## Dataset rows for apps and sites
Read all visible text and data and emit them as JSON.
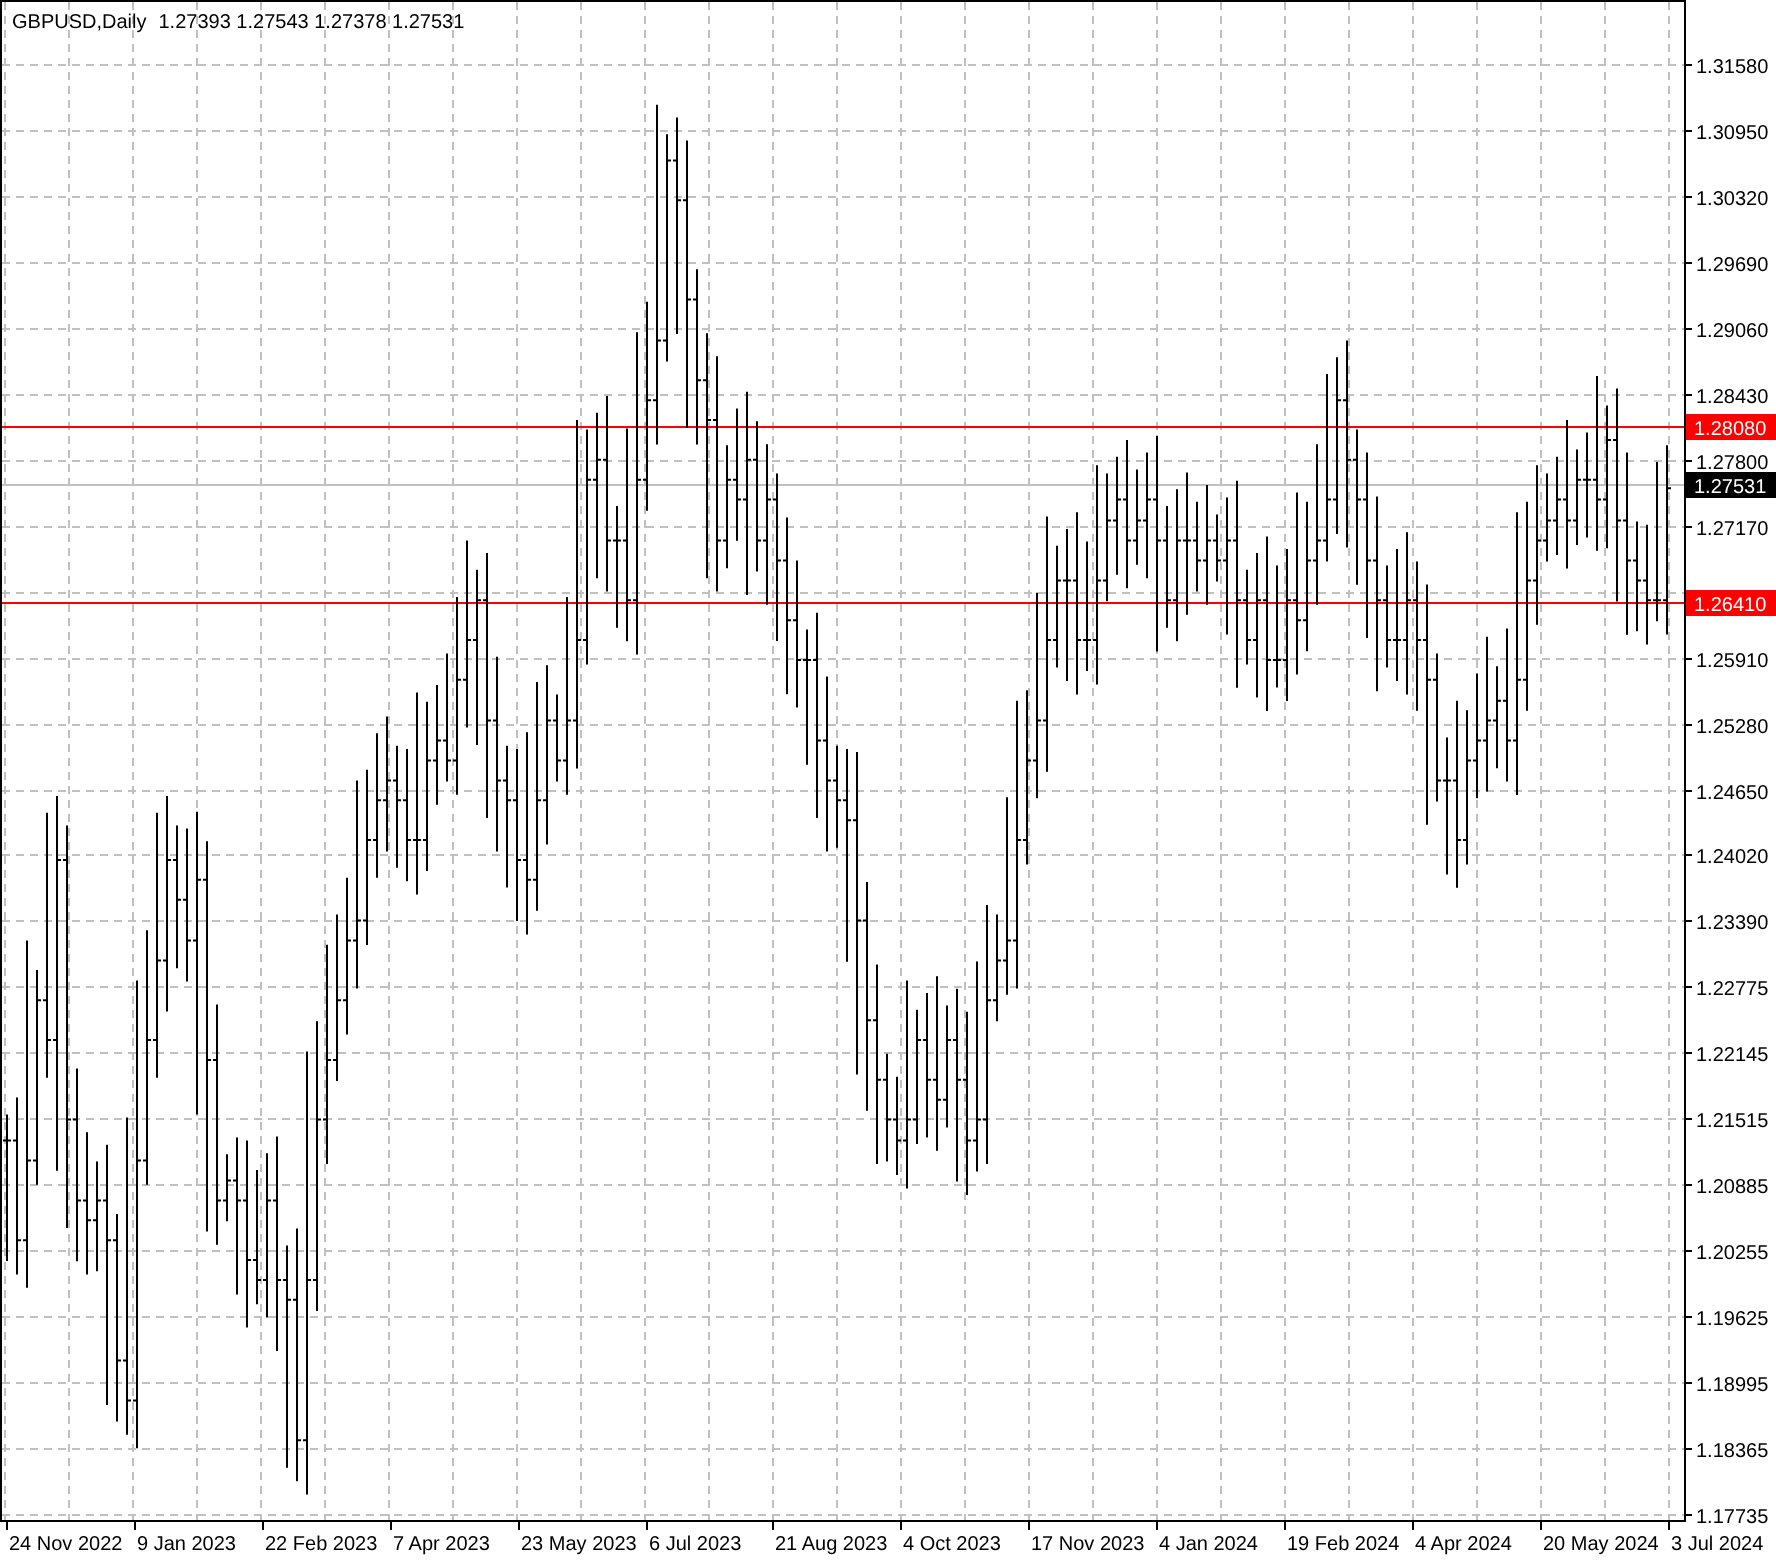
{
  "chart": {
    "title": "GBPUSD,Daily",
    "quote": "1.27393 1.27543 1.27378 1.27531",
    "price_labels": [
      "1.31580",
      "1.30950",
      "1.30320",
      "1.29690",
      "1.29060",
      "1.28430",
      "1.27800",
      "1.27170",
      "1.25910",
      "1.25280",
      "1.24650",
      "1.24020",
      "1.23390",
      "1.22775",
      "1.22145",
      "1.21515",
      "1.20885",
      "1.20255",
      "1.19625",
      "1.18995",
      "1.18365",
      "1.17735"
    ],
    "date_labels": [
      "24 Nov 2022",
      "9 Jan 2023",
      "22 Feb 2023",
      "7 Apr 2023",
      "23 May 2023",
      "6 Jul 2023",
      "21 Aug 2023",
      "4 Oct 2023",
      "17 Nov 2023",
      "4 Jan 2024",
      "19 Feb 2024",
      "4 Apr 2024",
      "20 May 2024",
      "3 Jul 2024"
    ],
    "price_tags": [
      {
        "kind": "level",
        "label": "1.28080"
      },
      {
        "kind": "current",
        "label": "1.27531"
      },
      {
        "kind": "level",
        "label": "1.26410"
      }
    ]
  }
}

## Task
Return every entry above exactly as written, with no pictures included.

## Answer box
Read all visible text and data and emit them as JSON.
{
  "chart": {
    "title": "GBPUSD,Daily",
    "quote": "1.27393 1.27543 1.27378 1.27531",
    "price_labels": [
      "1.31580",
      "1.30950",
      "1.30320",
      "1.29690",
      "1.29060",
      "1.28430",
      "1.27800",
      "1.27170",
      "1.25910",
      "1.25280",
      "1.24650",
      "1.24020",
      "1.23390",
      "1.22775",
      "1.22145",
      "1.21515",
      "1.20885",
      "1.20255",
      "1.19625",
      "1.18995",
      "1.18365",
      "1.17735"
    ],
    "date_labels": [
      "24 Nov 2022",
      "9 Jan 2023",
      "22 Feb 2023",
      "7 Apr 2023",
      "23 May 2023",
      "6 Jul 2023",
      "21 Aug 2023",
      "4 Oct 2023",
      "17 Nov 2023",
      "4 Jan 2024",
      "19 Feb 2024",
      "4 Apr 2024",
      "20 May 2024",
      "3 Jul 2024"
    ],
    "price_tags": [
      {
        "kind": "level",
        "label": "1.28080"
      },
      {
        "kind": "current",
        "label": "1.27531"
      },
      {
        "kind": "level",
        "label": "1.26410"
      }
    ]
  }
}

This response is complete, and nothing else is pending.